Last August, Sara Berlinger took a step beyond the dance studios where she’s usually found. The junior dance major, one of 26 female cadets in Cal State Fullerton’s ROTC program, recently returned from a three-week Cultural Understanding and Leadership Program in Thailand.
But she wasn’t the only one who wore army fatigues this summer. Fellow cadet Sherin Tara, a senior nursing major, spent almost a month serving in the emergency room at Martin Army Community Hospital in Fort Benning, Georgia. And Hunter Stepp, a graduate student studying clinical psychology, went to Fort Knox, Kentucky.
Beyond the heat and humidity, Stepp remembers it being a great experience. As an undergraduate, she never considered joining ROTC — but because she’s interested in studying post-traumatic stress, she joined in her senior year.
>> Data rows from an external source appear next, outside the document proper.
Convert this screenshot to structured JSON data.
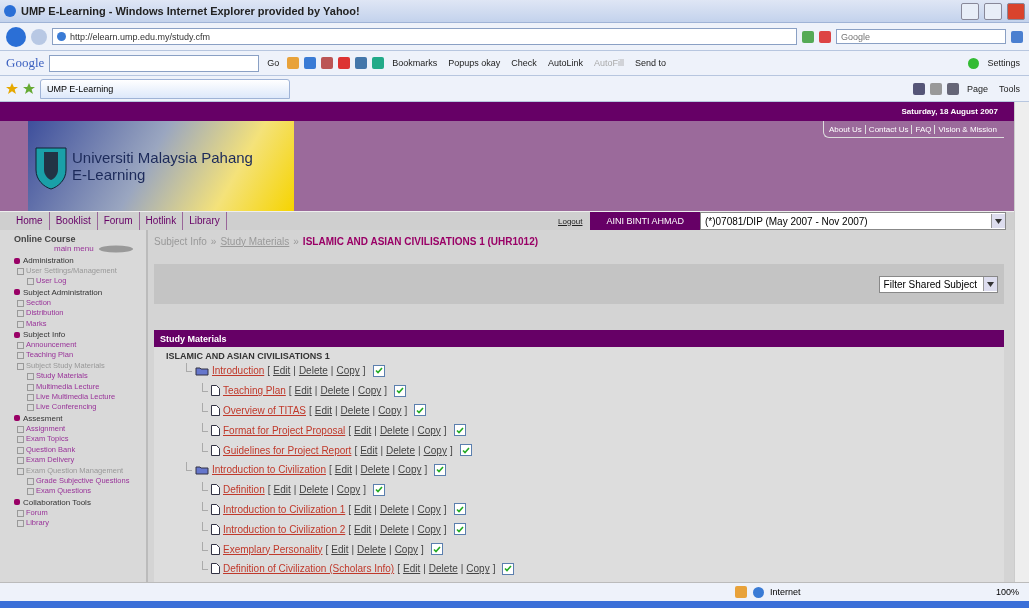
{
  "window": {
    "title": "UMP E-Learning - Windows Internet Explorer provided by Yahoo!"
  },
  "address_bar": {
    "url": "http://elearn.ump.edu.my/study.cfm",
    "search_placeholder": "Google"
  },
  "google_toolbar": {
    "logo": "Google",
    "go": "Go",
    "settings": "Settings",
    "buttons": [
      {
        "label": "Bookmarks",
        "disabled": false
      },
      {
        "label": "Popups okay",
        "disabled": false
      },
      {
        "label": "Check",
        "disabled": false
      },
      {
        "label": "AutoLink",
        "disabled": false
      },
      {
        "label": "AutoFill",
        "disabled": true
      },
      {
        "label": "Send to",
        "disabled": false
      }
    ]
  },
  "tabs": [
    {
      "label": "UMP E-Learning",
      "selected": true
    }
  ],
  "command_bar": [
    "Page",
    "Tools"
  ],
  "page": {
    "date": "Saturday, 18 August 2007",
    "top_links": [
      "About Us",
      "Contact Us",
      "FAQ",
      "Vision & Mission"
    ],
    "logo_lines": [
      "Universiti Malaysia Pahang",
      "E-Learning"
    ],
    "nav": [
      "Home",
      "Booklist",
      "Forum",
      "Hotlink",
      "Library"
    ],
    "logout": "Logout",
    "user": "AINI BINTI AHMAD",
    "session": "(*)07081/DIP (May 2007 - Nov 2007)",
    "breadcrumb": {
      "items": [
        {
          "label": "Subject Info",
          "linked": false
        },
        {
          "label": "Study Materials",
          "linked": true
        }
      ],
      "separator": "»",
      "current": "ISLAMIC AND ASIAN CIVILISATIONS 1 (UHR1012)"
    },
    "filter": "Filter Shared Subject",
    "panel_title": "Study Materials",
    "subject": "ISLAMIC AND ASIAN CIVILISATIONS 1",
    "action_marks": [
      "[",
      "|",
      "]"
    ],
    "tree": [
      {
        "title": "Introduction",
        "kind": "folder",
        "checked": true,
        "actions": [
          "Edit",
          "Delete",
          "Copy"
        ],
        "children": [
          {
            "title": "Teaching Plan",
            "kind": "document",
            "checked": true,
            "actions": [
              "Edit",
              "Delete",
              "Copy"
            ]
          },
          {
            "title": "Overview of TITAS",
            "kind": "document",
            "checked": true,
            "actions": [
              "Edit",
              "Delete",
              "Copy"
            ]
          },
          {
            "title": "Format for Project Proposal",
            "kind": "document",
            "checked": true,
            "actions": [
              "Edit",
              "Delete",
              "Copy"
            ]
          },
          {
            "title": "Guidelines for Project Report",
            "kind": "document",
            "checked": true,
            "actions": [
              "Edit",
              "Delete",
              "Copy"
            ]
          }
        ]
      },
      {
        "title": "Introduction to Civilization",
        "kind": "folder",
        "checked": true,
        "actions": [
          "Edit",
          "Delete",
          "Copy"
        ],
        "children": [
          {
            "title": "Definition",
            "kind": "document",
            "checked": true,
            "actions": [
              "Edit",
              "Delete",
              "Copy"
            ]
          },
          {
            "title": "Introduction to Civilization 1",
            "kind": "document",
            "checked": true,
            "actions": [
              "Edit",
              "Delete",
              "Copy"
            ]
          },
          {
            "title": "Introduction to Civilization 2",
            "kind": "document",
            "checked": true,
            "actions": [
              "Edit",
              "Delete",
              "Copy"
            ]
          },
          {
            "title": "Exemplary Personality",
            "kind": "document",
            "checked": true,
            "actions": [
              "Edit",
              "Delete",
              "Copy"
            ]
          },
          {
            "title": "Definition of Civilization (Scholars Info)",
            "kind": "document",
            "checked": true,
            "actions": [
              "Edit",
              "Delete",
              "Copy"
            ]
          }
        ]
      }
    ]
  },
  "sidebar": {
    "title": "Online Course",
    "subtitle": "main menu",
    "sections": [
      {
        "label": "Administration",
        "items": [
          {
            "label": "User Settings/Management",
            "linked": false,
            "children": [
              {
                "label": "User Log",
                "linked": true
              }
            ]
          }
        ]
      },
      {
        "label": "Subject Administration",
        "items": [
          {
            "label": "Section",
            "linked": true
          },
          {
            "label": "Distribution",
            "linked": true
          },
          {
            "label": "Marks",
            "linked": true
          }
        ]
      },
      {
        "label": "Subject Info",
        "items": [
          {
            "label": "Announcement",
            "linked": true
          },
          {
            "label": "Teaching Plan",
            "linked": true
          },
          {
            "label": "Subject Study Materials",
            "linked": false,
            "children": [
              {
                "label": "Study Materials",
                "linked": true
              },
              {
                "label": "Multimedia Lecture",
                "linked": true
              },
              {
                "label": "Live Multimedia Lecture",
                "linked": true
              },
              {
                "label": "Live Conferencing",
                "linked": true
              }
            ]
          }
        ]
      },
      {
        "label": "Assesment",
        "items": [
          {
            "label": "Assignment",
            "linked": true
          },
          {
            "label": "Exam Topics",
            "linked": true
          },
          {
            "label": "Question Bank",
            "linked": true
          },
          {
            "label": "Exam Delivery",
            "linked": true
          },
          {
            "label": "Exam Question Management",
            "linked": false,
            "children": [
              {
                "label": "Grade Subjective Questions",
                "linked": true
              },
              {
                "label": "Exam Questions",
                "linked": true
              }
            ]
          }
        ]
      },
      {
        "label": "Collaboration Tools",
        "items": [
          {
            "label": "Forum",
            "linked": true
          },
          {
            "label": "Library",
            "linked": true
          }
        ]
      }
    ]
  },
  "status_bar": {
    "zone": "Internet",
    "zoom": "100%"
  }
}
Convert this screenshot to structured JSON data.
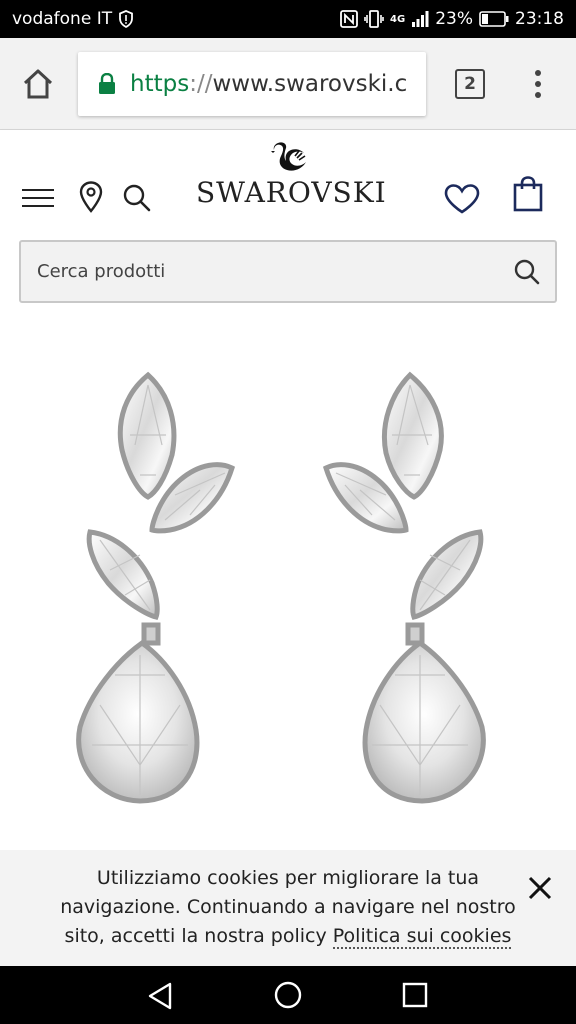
{
  "status_bar": {
    "carrier": "vodafone IT",
    "network": "4G",
    "battery": "23%",
    "time": "23:18"
  },
  "browser": {
    "url_scheme": "https",
    "url_sep": "://",
    "url_host": "www.swarovski.c",
    "tab_count": "2"
  },
  "site": {
    "brand": "SWAROVSKI",
    "search_placeholder": "Cerca prodotti"
  },
  "cookie": {
    "text": "Utilizziamo cookies per migliorare la tua navigazione. Continuando a navigare nel nostro sito, accetti la nostra policy",
    "link_label": "Politica sui cookies"
  },
  "colors": {
    "accent_green": "#0b8043",
    "brand_navy": "#1c2a5c"
  }
}
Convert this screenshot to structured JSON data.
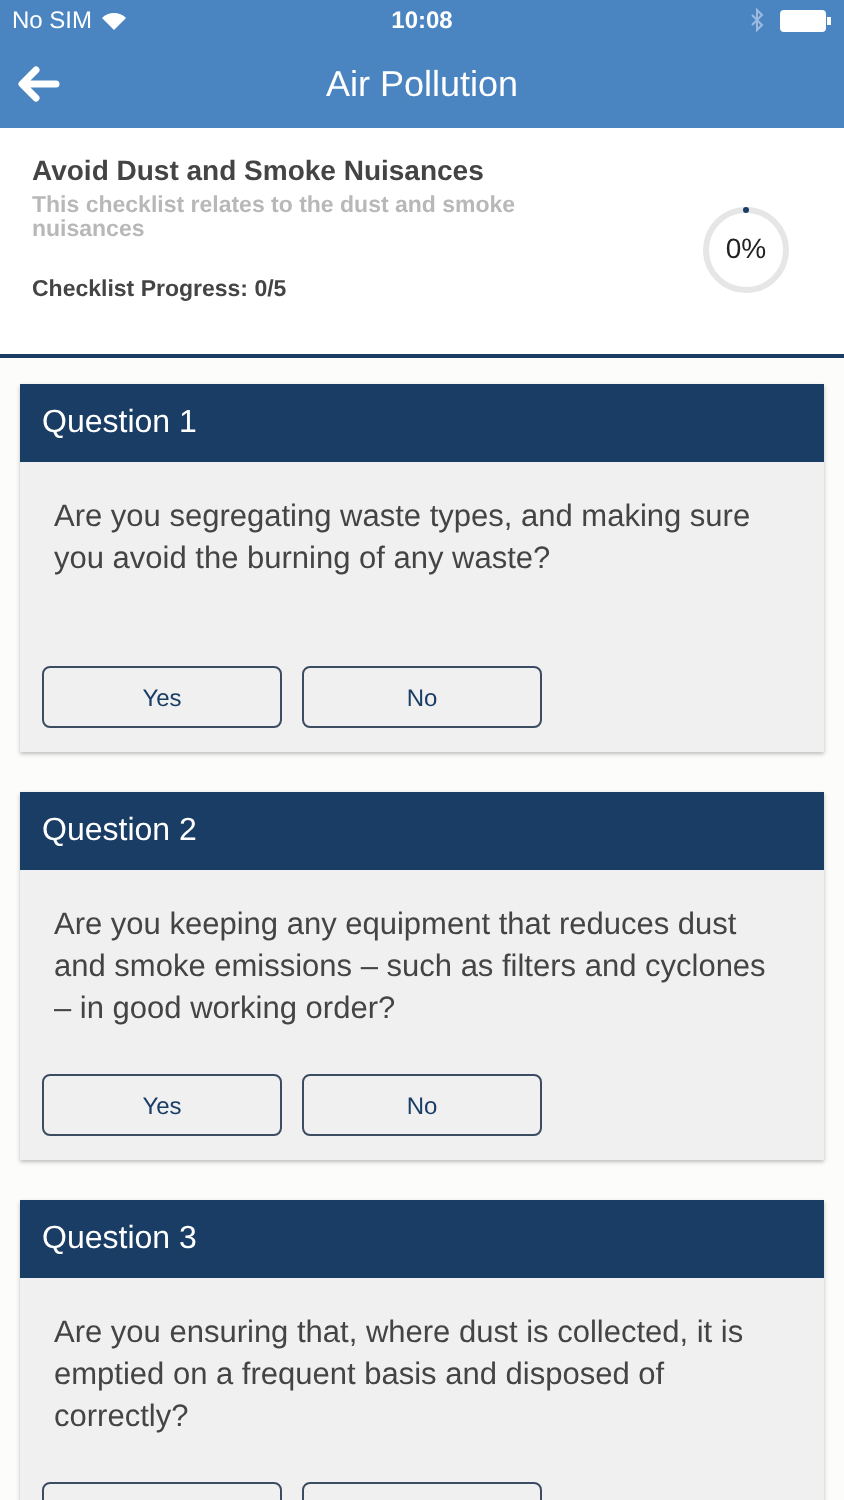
{
  "status_bar": {
    "carrier": "No SIM",
    "time": "10:08"
  },
  "nav_bar": {
    "title": "Air Pollution"
  },
  "checklist": {
    "title": "Avoid Dust and Smoke Nuisances",
    "description": "This checklist relates to the dust and smoke nuisances",
    "progress_label": "Checklist Progress: 0/5",
    "progress": {
      "level": 0,
      "reading": "0%"
    }
  },
  "questions": [
    {
      "title": "Question 1",
      "text": "Are you segregating waste types, and making sure you avoid the burning of any waste?",
      "kind": "full",
      "answers": [
        {
          "label": "Yes",
          "selected": false
        },
        {
          "label": "No",
          "selected": false
        }
      ]
    },
    {
      "title": "Question 2",
      "text": "Are you keeping any equipment that reduces dust and smoke emissions – such as filters and cyclones – in good working order?",
      "kind": "full",
      "answers": [
        {
          "label": "Yes",
          "selected": false
        },
        {
          "label": "No",
          "selected": false
        }
      ]
    },
    {
      "title": "Question 3",
      "text": "Are you ensuring that, where dust is collected, it is emptied on a frequent basis and disposed of correctly?",
      "kind": "cut"
    }
  ]
}
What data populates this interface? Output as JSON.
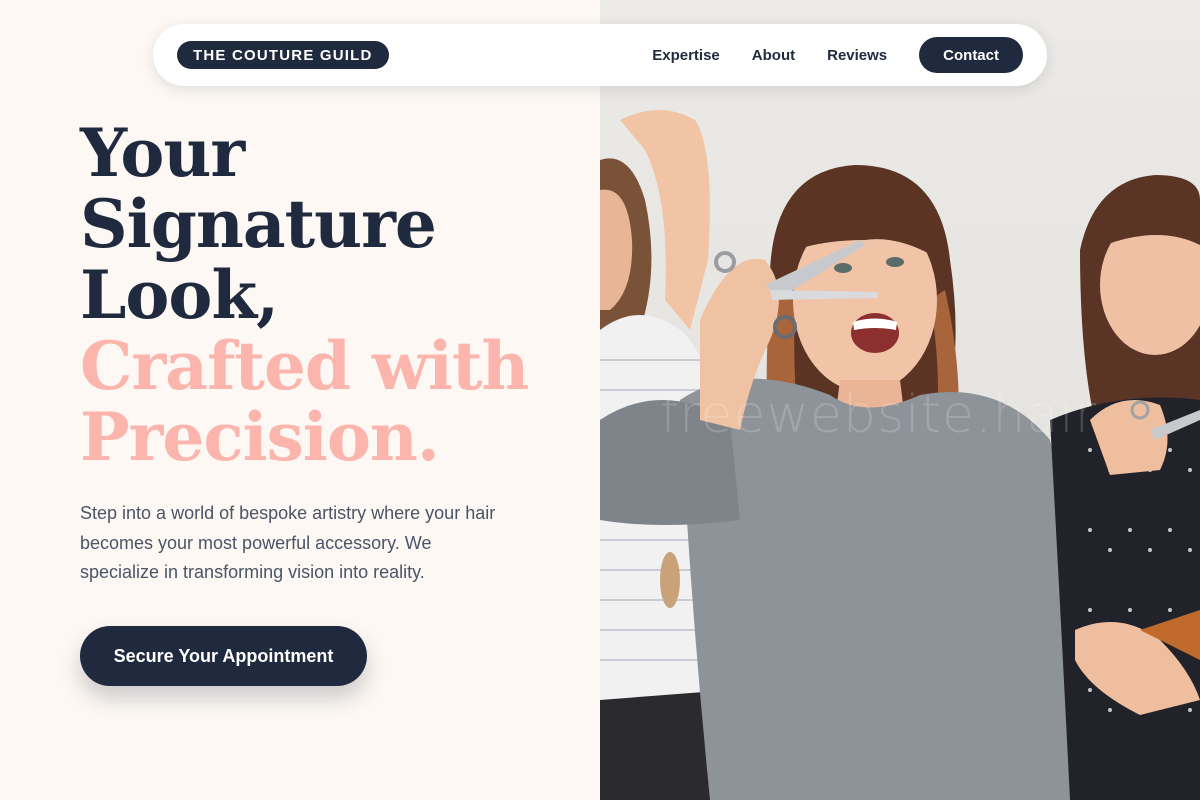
{
  "brand": {
    "label": "THE COUTURE GUILD"
  },
  "nav": {
    "items": [
      {
        "label": "Expertise"
      },
      {
        "label": "About"
      },
      {
        "label": "Reviews"
      }
    ],
    "contact_label": "Contact"
  },
  "hero": {
    "headline_dark": [
      "Your",
      "Signature",
      "Look,"
    ],
    "headline_accent": [
      "Crafted with",
      "Precision."
    ],
    "description": "Step into a world of bespoke artistry where your hair becomes your most powerful accessory. We specialize in transforming vision into reality.",
    "cta_label": "Secure Your Appointment"
  },
  "photo": {
    "watermark": "freewebsite.hair"
  },
  "colors": {
    "navy": "#1f2a3f",
    "accent_pink": "#fbb5ad",
    "cream": "#fdf8f3",
    "body_text": "#4a5567"
  }
}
“It was definitely challenging,” she explained. “I did a lot of things I never thought I’d do — like the high ropes course. And I’m scared of heights.
“I learned how much I was willing to do … how far I could go physically and mentally.”
“I want to be a psychologist in the Army, so it was good to be out there with younger cadets. Helping them go through these challenging experiences reinforced my choice of career.”
“I learned how much I was willing to do … how far I could go physically and mentally,” she added. “I found that you are stronger than you think you are. It’s just a matter of going out and doing it.”
Tara took part in a 28-day Nurse Summer Training Program. If she hadn’t been sure about her choice of nursing as a career, she is now after gaining more than 150 hours of clinical experience in the ER at Fort Benning.
“I had a blast. … I was paired with an Army nurse as my preceptor and she was with me the whole time and made sure I did everything safely.” She set up IVs, took EKGs, talked to doctors under her care, was involved in assessing cases, triaging and assisting with patient discharges. “When I started, I probably had set up 10 IVs in my life. At Fort Benning, I probably did that many in a day. “
“This was an immensely helpful experience, because my confidence level grew and I am now comfortable in the ER setting, which is the area where I want to work once I graduate in December. “
Berlinger traveled halfway around the world to spend four weeks with the Thai military cadet corps.
“It was a total immersion into the life and culture of the country and its military,” she explained. Berlinger took part in drills and other exercises, as well as helped teach conversational English to Thai cadets.
“It was a good experience to interact and share thoughts on their cadet experiences, their lives and how the military operates (as part of the lessons),” she explained. When not with the cadets, she had opportunities to visit local villages and temples, as well as interact with preschool teachers and young students who had never seen a foreigner. “It was an absolutely, wonderful experience.”